There is no one route in to a career in international law, and it’s worth remembering that there are roles for those who are not qualified lawyers too, particularly in supporting functions within the same employer, which can be more instantly attainable.
Requirements for entry
To work as a public international lawyer you will usually need:
- Qualification as a lawyer in a legal jurisdiction
- Relevant language skills
- Relevant international experience (e.g. an overseas seat as part of a training contract, YPP programme, a traineeship with an intergovernmental body and possibly more experience too.)
A Masters-level law degree (e.g. LLM, BCL or MJur) in a relevant area can be helpful, particularly for academic or EU roles, but this can be substituted for by relevant professional experience for those that move later into these areas.
To work as a private international lawyer you will usually need:
- Qualification as a lawyer in a legal jurisdiction
- Relevant experience with an international practice area (e.g. relevant seats during your training contract)
- Relevant language skills, if required
Qualifying as a lawyer
Full details are available within our advice for Solicitor or Barrister routes, but it’s worth pursuing international law options where you can: if you’re taking a law undergraduate degree at Oxford, the final year option of public international law, or other related topics such as International Trade, Human Rights Law, EU Law would be advised. If you don’t have a legal undergraduate degree, research your postgraduate (GDL) course providers to see which allow you to take international law options in addition to the core subjects. If you don’t have an undergraduate degree, a masters degree in law is likely to be particularly beneficial when competing against those educated in lengthier legal training.
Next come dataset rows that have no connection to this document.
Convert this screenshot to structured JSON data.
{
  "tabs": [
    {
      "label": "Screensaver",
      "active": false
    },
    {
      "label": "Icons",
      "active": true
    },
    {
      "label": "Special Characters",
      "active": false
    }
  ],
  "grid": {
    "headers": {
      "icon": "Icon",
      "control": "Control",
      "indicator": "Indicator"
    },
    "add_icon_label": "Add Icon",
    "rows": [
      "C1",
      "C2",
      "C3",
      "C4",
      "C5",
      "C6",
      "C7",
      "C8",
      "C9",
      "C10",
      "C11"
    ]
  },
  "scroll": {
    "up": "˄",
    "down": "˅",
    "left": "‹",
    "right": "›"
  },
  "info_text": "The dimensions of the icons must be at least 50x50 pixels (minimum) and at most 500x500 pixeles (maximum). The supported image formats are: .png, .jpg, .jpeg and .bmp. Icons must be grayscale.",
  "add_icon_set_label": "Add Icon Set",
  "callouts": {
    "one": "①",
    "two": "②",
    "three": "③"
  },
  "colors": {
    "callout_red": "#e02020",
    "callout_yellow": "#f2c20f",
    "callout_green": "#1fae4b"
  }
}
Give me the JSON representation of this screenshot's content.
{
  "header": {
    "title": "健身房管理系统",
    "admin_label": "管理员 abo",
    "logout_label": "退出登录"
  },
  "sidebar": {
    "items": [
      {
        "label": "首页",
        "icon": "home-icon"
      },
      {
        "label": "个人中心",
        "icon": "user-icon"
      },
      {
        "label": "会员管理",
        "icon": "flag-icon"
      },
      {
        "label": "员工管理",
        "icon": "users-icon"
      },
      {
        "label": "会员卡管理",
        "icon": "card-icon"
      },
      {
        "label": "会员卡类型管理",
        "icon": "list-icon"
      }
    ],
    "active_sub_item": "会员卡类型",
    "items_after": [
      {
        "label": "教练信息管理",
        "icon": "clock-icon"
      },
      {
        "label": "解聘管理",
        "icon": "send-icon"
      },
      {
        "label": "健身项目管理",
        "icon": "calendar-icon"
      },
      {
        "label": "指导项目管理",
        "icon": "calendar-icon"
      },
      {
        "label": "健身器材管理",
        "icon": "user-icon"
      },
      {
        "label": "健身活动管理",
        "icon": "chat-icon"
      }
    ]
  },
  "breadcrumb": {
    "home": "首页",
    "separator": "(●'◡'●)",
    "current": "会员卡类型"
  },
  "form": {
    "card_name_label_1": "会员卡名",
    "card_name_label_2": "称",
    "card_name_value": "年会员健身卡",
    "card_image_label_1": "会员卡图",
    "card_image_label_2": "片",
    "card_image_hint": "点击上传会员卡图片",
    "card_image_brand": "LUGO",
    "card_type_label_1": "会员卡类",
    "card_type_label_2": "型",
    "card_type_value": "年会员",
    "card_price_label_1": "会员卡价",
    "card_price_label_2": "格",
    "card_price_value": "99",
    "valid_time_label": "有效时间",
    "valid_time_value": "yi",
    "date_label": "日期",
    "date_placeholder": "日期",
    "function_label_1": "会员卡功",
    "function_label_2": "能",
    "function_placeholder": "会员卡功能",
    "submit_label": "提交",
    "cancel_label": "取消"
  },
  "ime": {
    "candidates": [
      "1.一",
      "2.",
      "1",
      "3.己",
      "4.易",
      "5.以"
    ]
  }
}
If you have already studied or are studying a law degree/ GDL your LPC (solicitors) or Bar Course (barristers) is the next step in your training, followed by a training contract (solicitors) or pupillage (barristers). This vocational stage of qualifying is unlikely to be as highly specialised around your interests, as very few chambers take on only human rights cases, and you will be required to work in different practice areas for your training contract. However, both Pupillages and Training Contracts provide a solid base in legal knowledge and skills and will leave you with a professional qualification which might be extremely useful for you to deploy whilst you are looking for international law roles more suited to your interests, post qualification. However, it also means that an interest in the law itself, not just the cause, is essential. Gaining a broad understanding of the law in different contexts eg private practice firms and government departments can also be very helpful in giving you a very solid understanding of legal knowledge and concepts. Remember, if working on other areas of law isn’t something that will motivate you, it might be worth considering working in the field, but not as a lawyer (look for vacancies in project support, communications, policy, and research to explore other ideas).
Changes to Qualification as a Solicitor: the Solicitors Qualifying Exams (SQE 1 & 2)
The Solicitors Regulation Authority (SRA) in the process of introducing a new system for qualification as a solicitor and this will ultimately replace the current route (of Qualifying Law Degree/GDL + LPC + Training Contract). The new route is beginning to be phased in from September 2021. Fo all those who have already started their law journey ( ie started a law degree, LPC or training contract) there is the opportunity to remain within the existing system to qualify - so long as the relevant courses still exist. For anyone who is at the very early stages and who has accepted an offer of a place or paid a non-refundable deposit for a Qualifying Law Degree by 21 September 2021 (inclusive) can also continue in the old system so long again as long as the courses still exist.
From Sept 1st 2021 (unless you fall into one of the transitioning cohorts), to qualify as solicitor you will need:
- A degree (or equivalent)
- To have passed SQE 1 (legal knowledge & application of it) and SQE 2 (practical legal tasks)
- To have completed 24 months of legal work experience
- To be of satisfactory suitability and character
Please see the Solicitors briefing and the SRA for full details.
LLM or equivalent
A LLM degree (or equivalent legal Masters-level course) is sometimes sought for public international law roles. However, it’s worth remembering that those who wish to work as lawyers will usually pursue their initial legal qualification and work to develop excellence in their professional work first, and then might choose to return for LLM study later in their career. This allows more time to develop as a professional and gain experiences which will enhance your learning, and crystallise professional interests which could inform the choice of masters course itself. If you choose to take an LLM, it’s worth researching funding options and scholarships available, for example the Hauser Scholars Programme provides funding for 10 students to undertake legal masters courses at New York University School of Law.